To do >>
In the listing below, identify each line with the word "title" and return those lines.

□ □ □ □

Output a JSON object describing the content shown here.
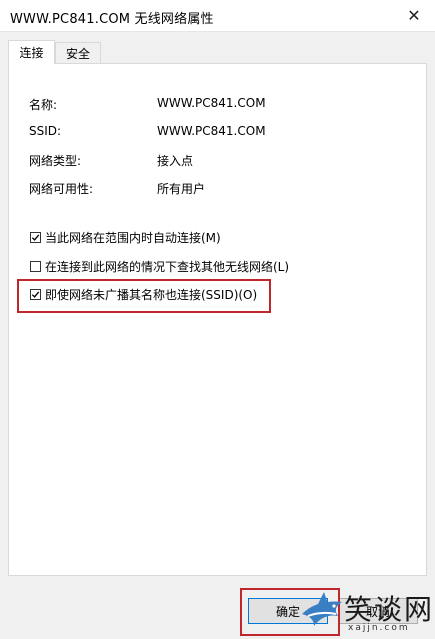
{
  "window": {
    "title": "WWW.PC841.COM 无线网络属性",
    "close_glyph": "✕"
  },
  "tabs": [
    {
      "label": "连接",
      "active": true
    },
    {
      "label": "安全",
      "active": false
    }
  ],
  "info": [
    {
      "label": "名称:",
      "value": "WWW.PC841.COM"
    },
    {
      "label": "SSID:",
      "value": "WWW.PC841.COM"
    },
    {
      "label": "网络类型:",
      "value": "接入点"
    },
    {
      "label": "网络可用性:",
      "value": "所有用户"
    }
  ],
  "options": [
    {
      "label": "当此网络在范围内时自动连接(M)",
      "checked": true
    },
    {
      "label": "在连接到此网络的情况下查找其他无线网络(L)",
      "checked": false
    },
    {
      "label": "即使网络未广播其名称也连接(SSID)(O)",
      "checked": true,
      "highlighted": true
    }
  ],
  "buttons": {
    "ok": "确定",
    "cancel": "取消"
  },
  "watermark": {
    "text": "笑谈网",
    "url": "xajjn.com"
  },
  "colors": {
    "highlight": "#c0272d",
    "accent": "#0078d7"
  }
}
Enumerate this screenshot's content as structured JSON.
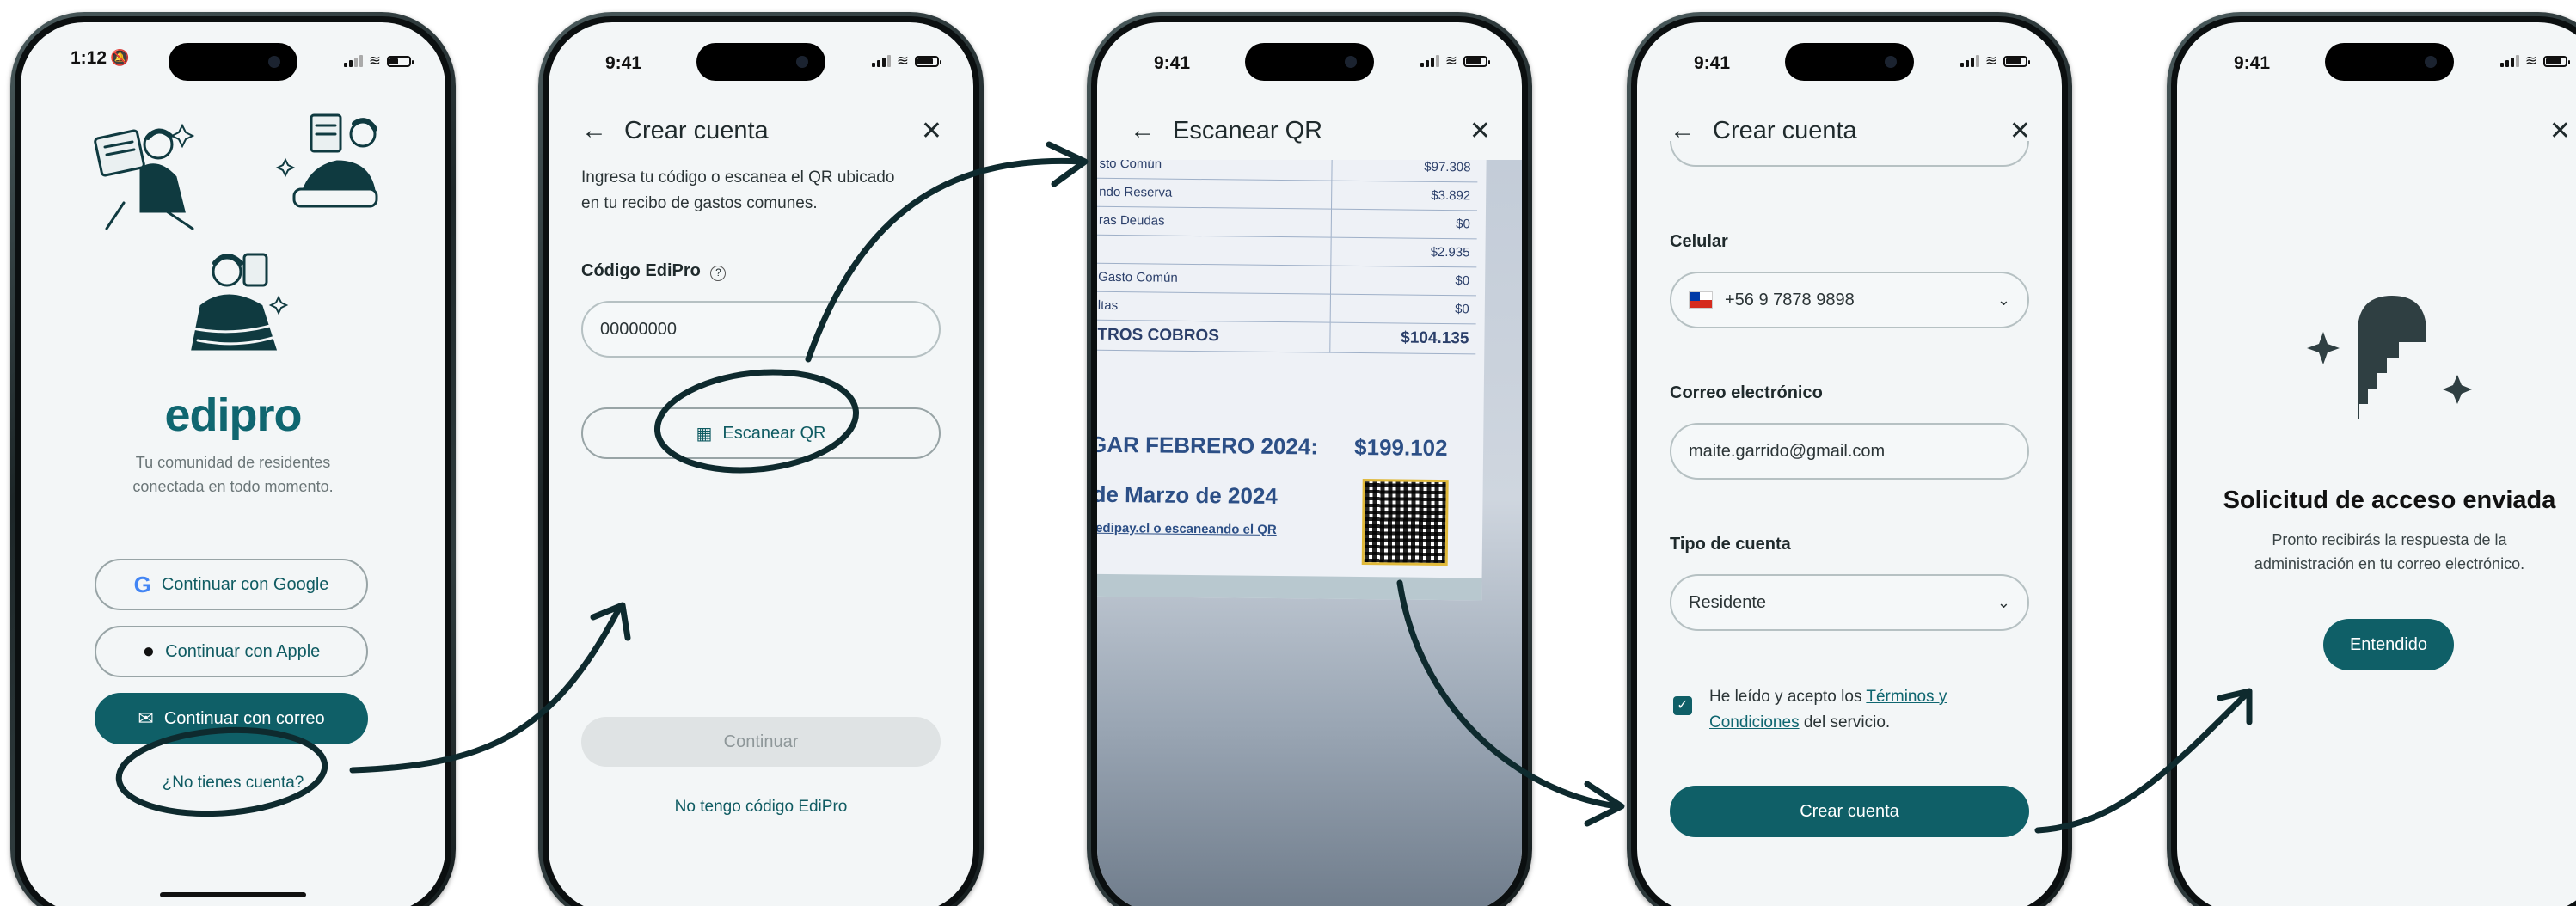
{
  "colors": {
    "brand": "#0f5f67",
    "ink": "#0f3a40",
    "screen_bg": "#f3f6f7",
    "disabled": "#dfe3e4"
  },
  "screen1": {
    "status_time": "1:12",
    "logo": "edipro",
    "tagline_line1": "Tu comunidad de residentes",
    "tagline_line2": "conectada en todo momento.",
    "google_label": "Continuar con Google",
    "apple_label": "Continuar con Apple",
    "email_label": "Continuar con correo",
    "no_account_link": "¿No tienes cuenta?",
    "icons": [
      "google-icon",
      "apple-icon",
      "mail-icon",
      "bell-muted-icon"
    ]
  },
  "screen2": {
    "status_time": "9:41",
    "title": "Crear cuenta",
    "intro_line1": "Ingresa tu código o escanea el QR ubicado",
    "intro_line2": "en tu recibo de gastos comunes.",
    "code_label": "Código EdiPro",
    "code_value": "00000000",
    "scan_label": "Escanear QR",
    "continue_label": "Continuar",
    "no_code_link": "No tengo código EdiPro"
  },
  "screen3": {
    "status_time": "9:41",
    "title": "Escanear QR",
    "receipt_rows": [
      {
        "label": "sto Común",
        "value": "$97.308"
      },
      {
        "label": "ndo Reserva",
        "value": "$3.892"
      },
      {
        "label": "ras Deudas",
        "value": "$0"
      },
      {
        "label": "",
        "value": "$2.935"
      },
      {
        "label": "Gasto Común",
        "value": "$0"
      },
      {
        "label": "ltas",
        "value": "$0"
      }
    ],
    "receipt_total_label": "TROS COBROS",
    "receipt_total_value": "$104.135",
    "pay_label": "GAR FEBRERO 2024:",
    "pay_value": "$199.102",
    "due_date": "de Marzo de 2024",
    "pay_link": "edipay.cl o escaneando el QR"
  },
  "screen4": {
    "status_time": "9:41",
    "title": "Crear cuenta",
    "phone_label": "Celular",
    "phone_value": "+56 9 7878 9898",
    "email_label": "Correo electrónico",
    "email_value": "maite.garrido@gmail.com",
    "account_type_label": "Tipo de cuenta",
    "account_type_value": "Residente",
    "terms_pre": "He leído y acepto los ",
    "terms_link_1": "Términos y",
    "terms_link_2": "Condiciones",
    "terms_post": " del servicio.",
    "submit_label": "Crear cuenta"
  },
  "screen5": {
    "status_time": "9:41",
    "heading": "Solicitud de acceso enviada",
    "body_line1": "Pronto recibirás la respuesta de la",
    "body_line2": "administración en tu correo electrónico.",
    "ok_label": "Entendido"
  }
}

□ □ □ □

Task response >>
    "title": "WWW.PC841.COM 无线网络属性",
    "title": "Crear cuenta",
    "title": "Escanear QR",
    "title": "Crear cuenta",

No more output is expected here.